▸ **RECORDED INFORMATION**
=== Begin Enclosure ===
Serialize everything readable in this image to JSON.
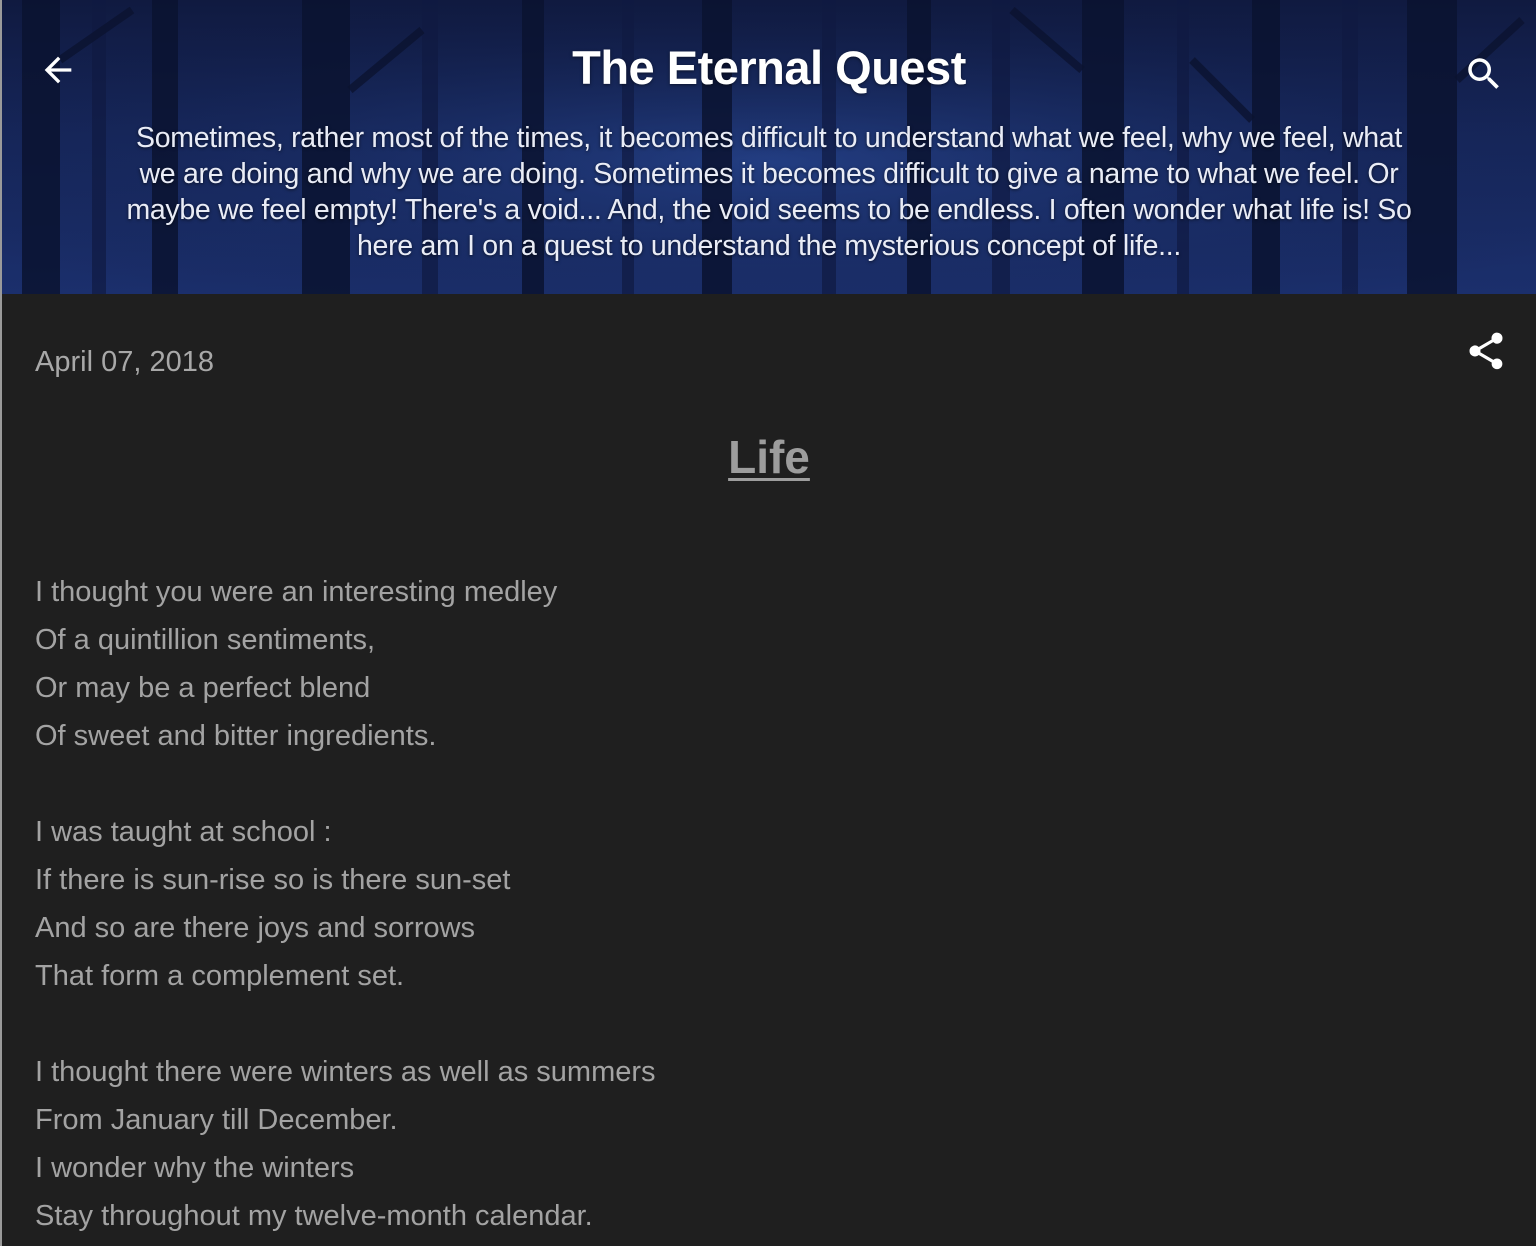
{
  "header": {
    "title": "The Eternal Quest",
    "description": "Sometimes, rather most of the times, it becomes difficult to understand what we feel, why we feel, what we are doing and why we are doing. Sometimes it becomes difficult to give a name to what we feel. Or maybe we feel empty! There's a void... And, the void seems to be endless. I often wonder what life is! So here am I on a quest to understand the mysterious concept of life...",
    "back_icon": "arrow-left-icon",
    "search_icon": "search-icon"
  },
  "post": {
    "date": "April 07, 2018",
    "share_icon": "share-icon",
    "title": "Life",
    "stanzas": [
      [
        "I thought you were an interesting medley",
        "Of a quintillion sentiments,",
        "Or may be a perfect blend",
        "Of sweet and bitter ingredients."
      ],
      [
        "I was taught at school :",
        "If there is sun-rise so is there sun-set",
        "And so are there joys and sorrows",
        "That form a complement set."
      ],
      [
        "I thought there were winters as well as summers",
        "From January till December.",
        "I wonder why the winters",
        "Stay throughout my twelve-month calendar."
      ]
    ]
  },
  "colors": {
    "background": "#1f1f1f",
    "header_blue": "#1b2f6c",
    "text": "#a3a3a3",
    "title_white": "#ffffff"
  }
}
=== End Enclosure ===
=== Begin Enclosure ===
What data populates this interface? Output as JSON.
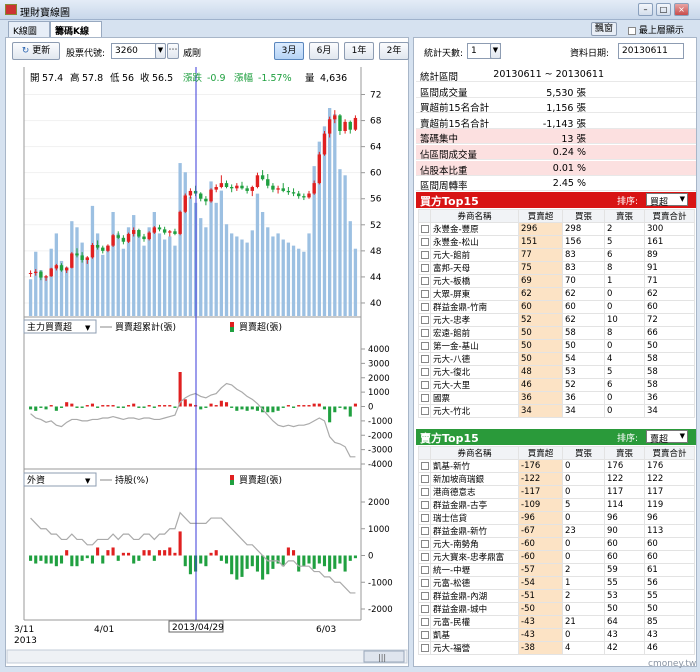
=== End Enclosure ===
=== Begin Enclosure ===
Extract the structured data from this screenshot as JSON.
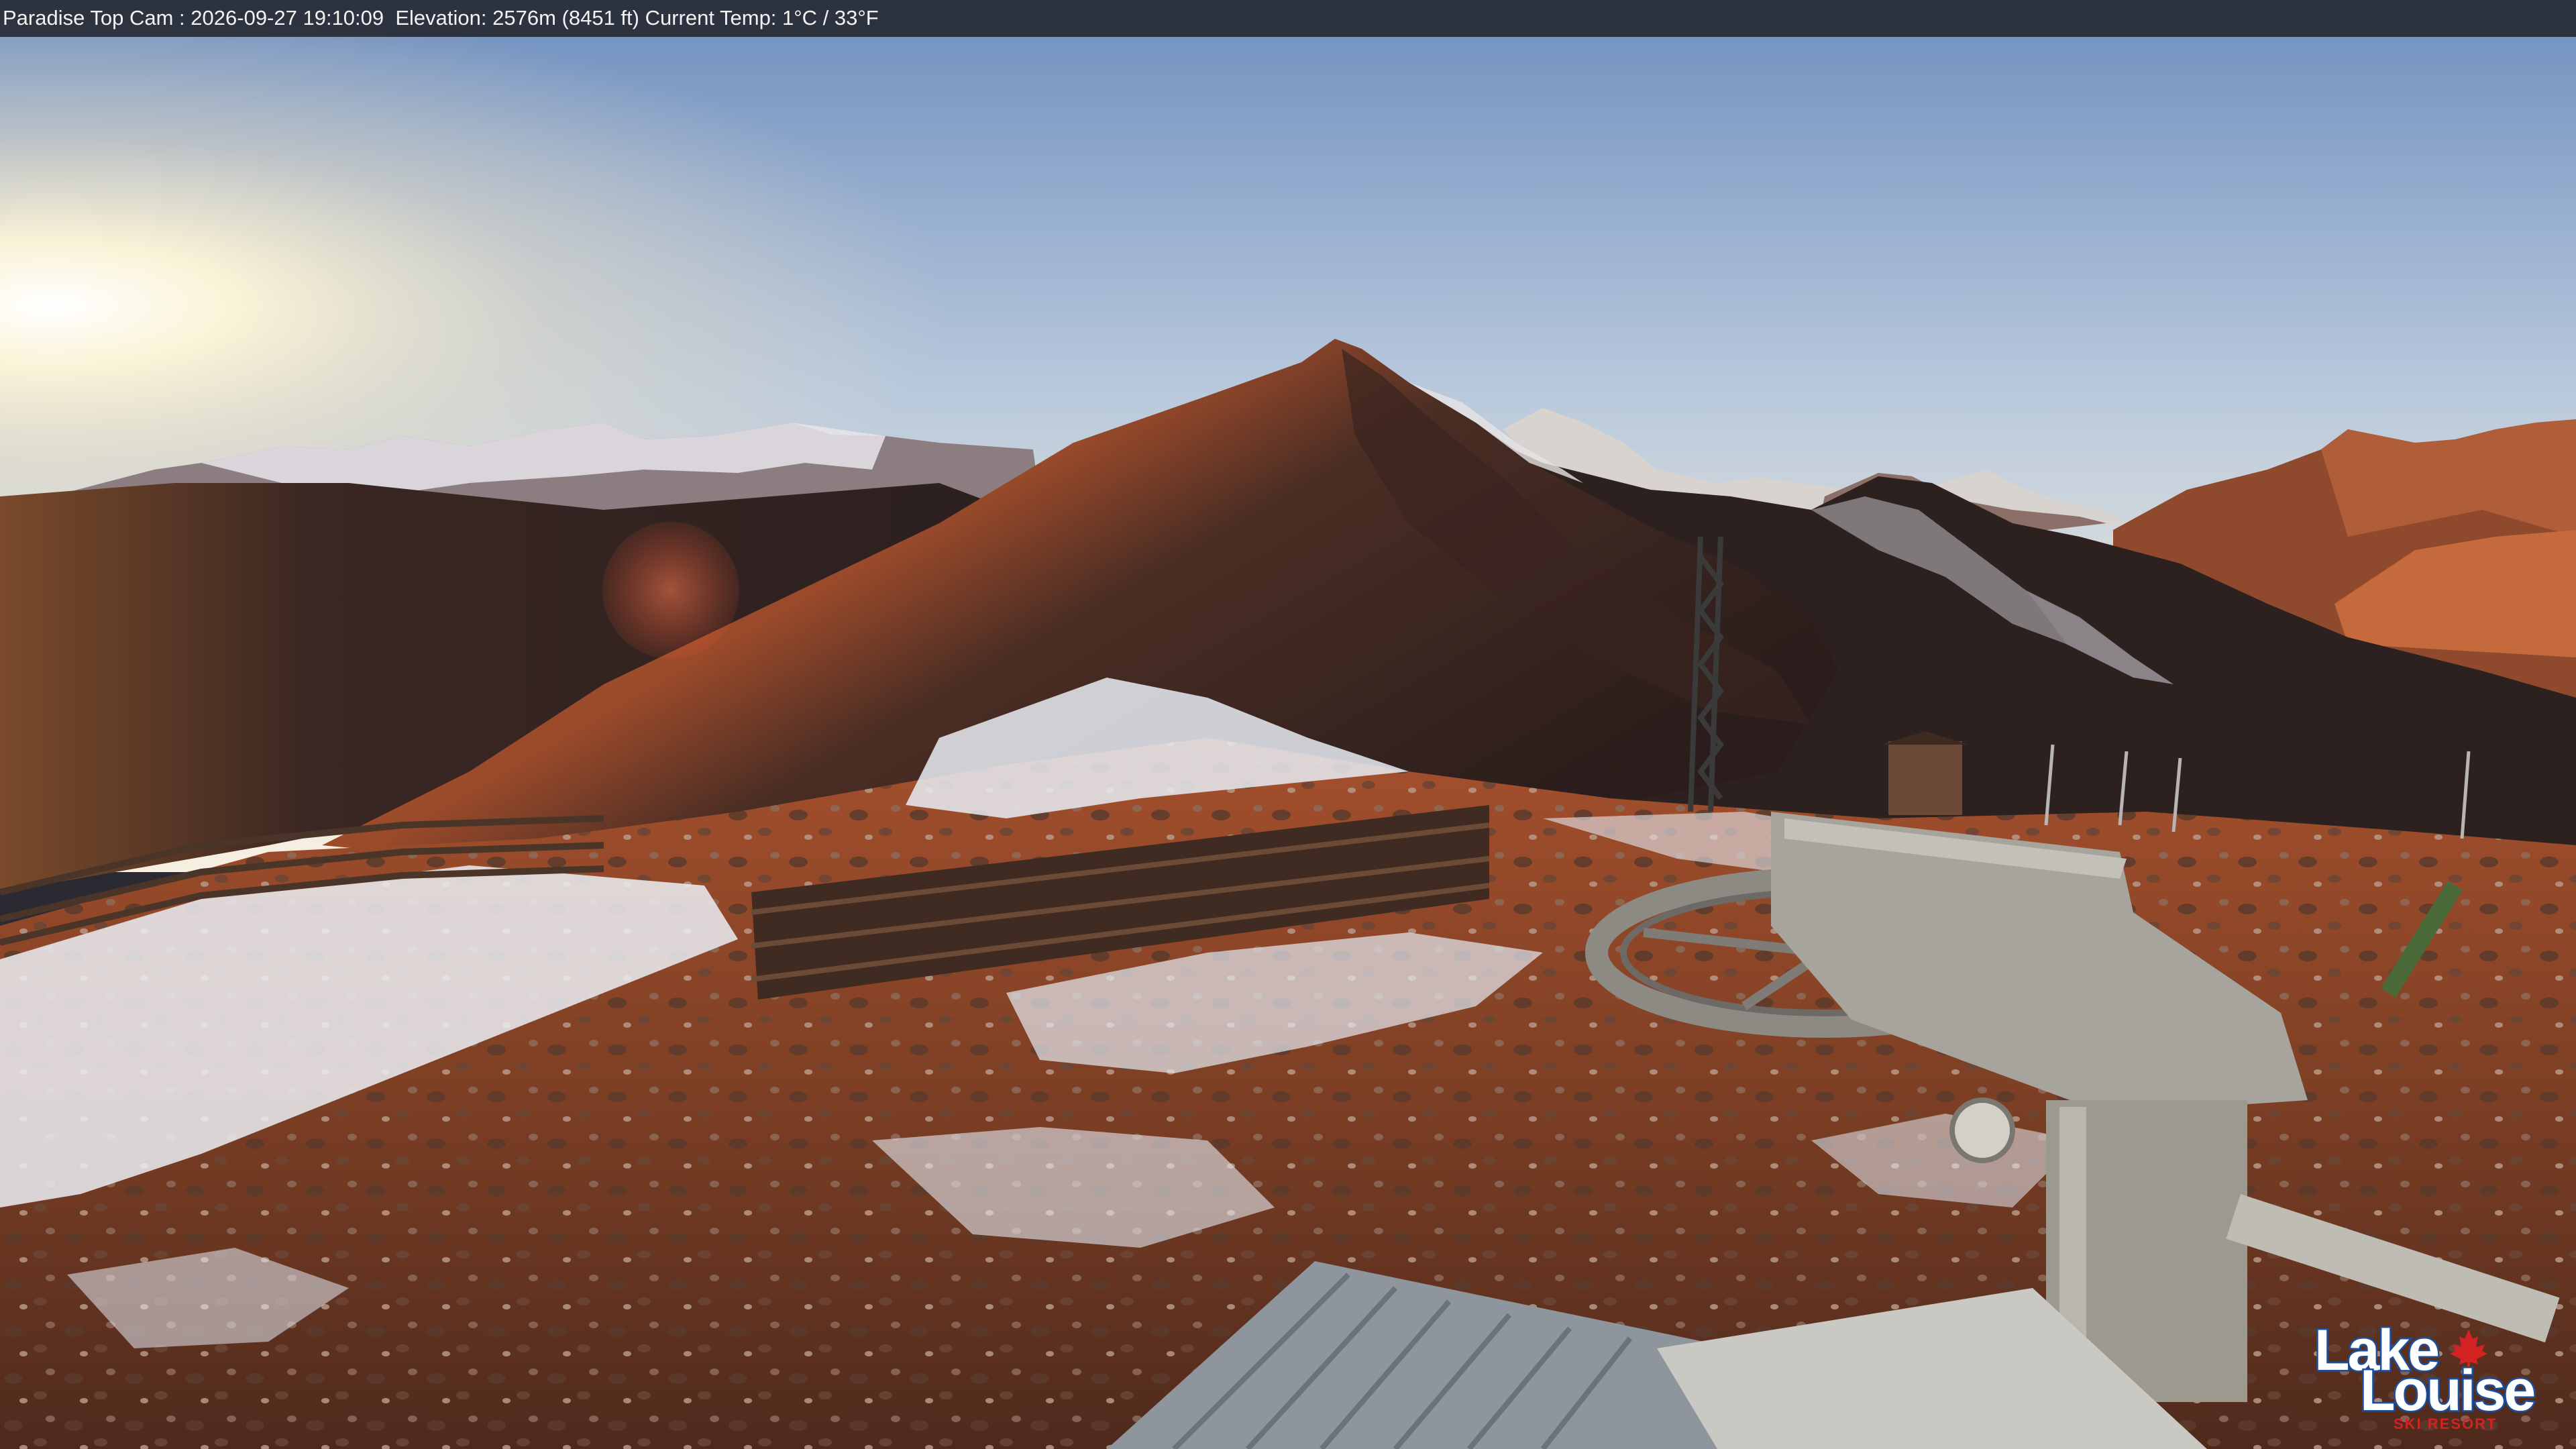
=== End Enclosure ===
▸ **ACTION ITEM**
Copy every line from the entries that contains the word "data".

▸ **SOLUTION TO THIS PROBLEM**
What data populates this interface? Output as JSON.
Extract the structured data from this screenshot as JSON.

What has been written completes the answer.